Netanyahu's Trump Card Against Israeli Protests: Peace

By Bradley Burston, Ha'aretz



As protests over social welfare sweep Israel, the PM has to go the one way no one is looking: Move immediately – and sincerely - for peace negotiations with the Palestinians.
Early Monday, when the news broke of the IDF trading fire with the Lebanese army, everyone in this house, and undoubtedly many others in Israel, had the same thought: That's it. Netanyahu's decided to solve the protest crisis by going to war.
In fact, even before the Lebanon tension began, journalist Yossi Gurvitz outlined exactly such a scenario. In the face of the mushrooming protests over social welfare issues, "Netanyahu's magic hat is emptying quickly," Gurvitz wrote last week, adding that the prime minister might choose a war as the way out of his troubles.
You needn't look far for precedent. There is ample evidence that Ehud Olmert could have, and certainly should have, avoided the Gaza war as a means of halting rocket fire from the Strip. But, in the wake of his disastrous conduct of the Second Lebanon War and the sewn-on shadow of graft allegations, Olmert had something to prove and much to hide. We went to war because Olmert needed to.
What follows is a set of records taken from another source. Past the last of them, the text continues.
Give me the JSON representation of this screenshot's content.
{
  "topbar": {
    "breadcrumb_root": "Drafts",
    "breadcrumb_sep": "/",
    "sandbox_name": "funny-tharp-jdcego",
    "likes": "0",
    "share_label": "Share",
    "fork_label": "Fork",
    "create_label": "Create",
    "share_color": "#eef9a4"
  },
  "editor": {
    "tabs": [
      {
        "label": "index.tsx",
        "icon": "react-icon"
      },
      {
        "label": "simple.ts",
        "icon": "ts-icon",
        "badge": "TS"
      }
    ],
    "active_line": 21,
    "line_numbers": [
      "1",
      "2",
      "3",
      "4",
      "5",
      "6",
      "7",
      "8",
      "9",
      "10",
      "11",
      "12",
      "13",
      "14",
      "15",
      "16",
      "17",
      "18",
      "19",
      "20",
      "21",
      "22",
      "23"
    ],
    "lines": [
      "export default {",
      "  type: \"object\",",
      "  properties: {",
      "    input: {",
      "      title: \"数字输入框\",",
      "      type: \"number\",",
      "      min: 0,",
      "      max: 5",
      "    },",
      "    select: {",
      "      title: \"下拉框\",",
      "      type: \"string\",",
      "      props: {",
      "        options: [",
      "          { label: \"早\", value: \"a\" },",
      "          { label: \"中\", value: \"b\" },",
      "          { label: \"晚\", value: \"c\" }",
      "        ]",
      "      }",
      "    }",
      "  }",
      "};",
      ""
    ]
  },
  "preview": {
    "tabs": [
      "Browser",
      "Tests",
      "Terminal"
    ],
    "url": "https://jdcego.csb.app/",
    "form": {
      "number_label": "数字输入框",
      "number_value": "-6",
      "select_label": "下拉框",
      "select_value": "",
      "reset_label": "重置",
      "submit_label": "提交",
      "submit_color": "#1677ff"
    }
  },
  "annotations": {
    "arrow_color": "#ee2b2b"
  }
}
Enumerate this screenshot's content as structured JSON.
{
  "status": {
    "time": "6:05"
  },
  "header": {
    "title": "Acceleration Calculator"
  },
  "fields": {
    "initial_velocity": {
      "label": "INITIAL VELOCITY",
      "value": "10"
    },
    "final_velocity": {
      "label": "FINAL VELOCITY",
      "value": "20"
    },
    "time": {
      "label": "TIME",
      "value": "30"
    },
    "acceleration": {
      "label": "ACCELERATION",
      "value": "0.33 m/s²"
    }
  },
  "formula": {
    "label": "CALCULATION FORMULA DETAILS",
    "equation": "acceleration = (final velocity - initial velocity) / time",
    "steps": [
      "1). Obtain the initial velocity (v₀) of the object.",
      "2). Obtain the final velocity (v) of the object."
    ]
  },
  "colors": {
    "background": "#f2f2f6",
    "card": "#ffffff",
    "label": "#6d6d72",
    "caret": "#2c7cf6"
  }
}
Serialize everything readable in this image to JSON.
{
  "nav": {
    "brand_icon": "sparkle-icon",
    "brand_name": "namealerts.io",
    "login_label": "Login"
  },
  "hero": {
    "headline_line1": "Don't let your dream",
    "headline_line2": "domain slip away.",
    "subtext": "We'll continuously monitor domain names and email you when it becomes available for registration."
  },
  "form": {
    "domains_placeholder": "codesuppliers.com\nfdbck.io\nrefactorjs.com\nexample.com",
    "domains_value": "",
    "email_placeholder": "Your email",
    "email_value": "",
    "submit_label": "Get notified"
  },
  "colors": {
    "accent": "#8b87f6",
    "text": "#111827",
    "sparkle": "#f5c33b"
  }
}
Stunned and reeling by the success of the protest movement nationwide, Netanyahu is desperately rummaging in his magic hat for a trump card, if not one that reads "Get Out of Jail Free." It's in there. It's been in there all along. But it's not a war. No one, at this point, would be fooled by a war. No one would be shocked by one.
If he wants to deal with the protests, which may grow to monster proportions by just this weekend, he has to draw the one card that no one is expecting, the card that can outflank his opponents on every segment of the political spectrum. He has to go the one way no one is looking: Move immediately – and sincerely - for peace negotiations with the Palestinians.
This is the time. His party and his government are laying back, uncharacteristically silent, waiting for him to take charge, make a move that is bold enough to meet the challenge of the nation's broadest social movement in memory.
If Benjamin Netanyahu was telling the truth about a future of two states, Israel and Palestine, living in peace, and if he believes the polls which consistently show that a majority of the Israeli public does as well, then this is the time, prior to September, for him to make history and shape the future of his country.
Prime Minister Benjamin Nentayahu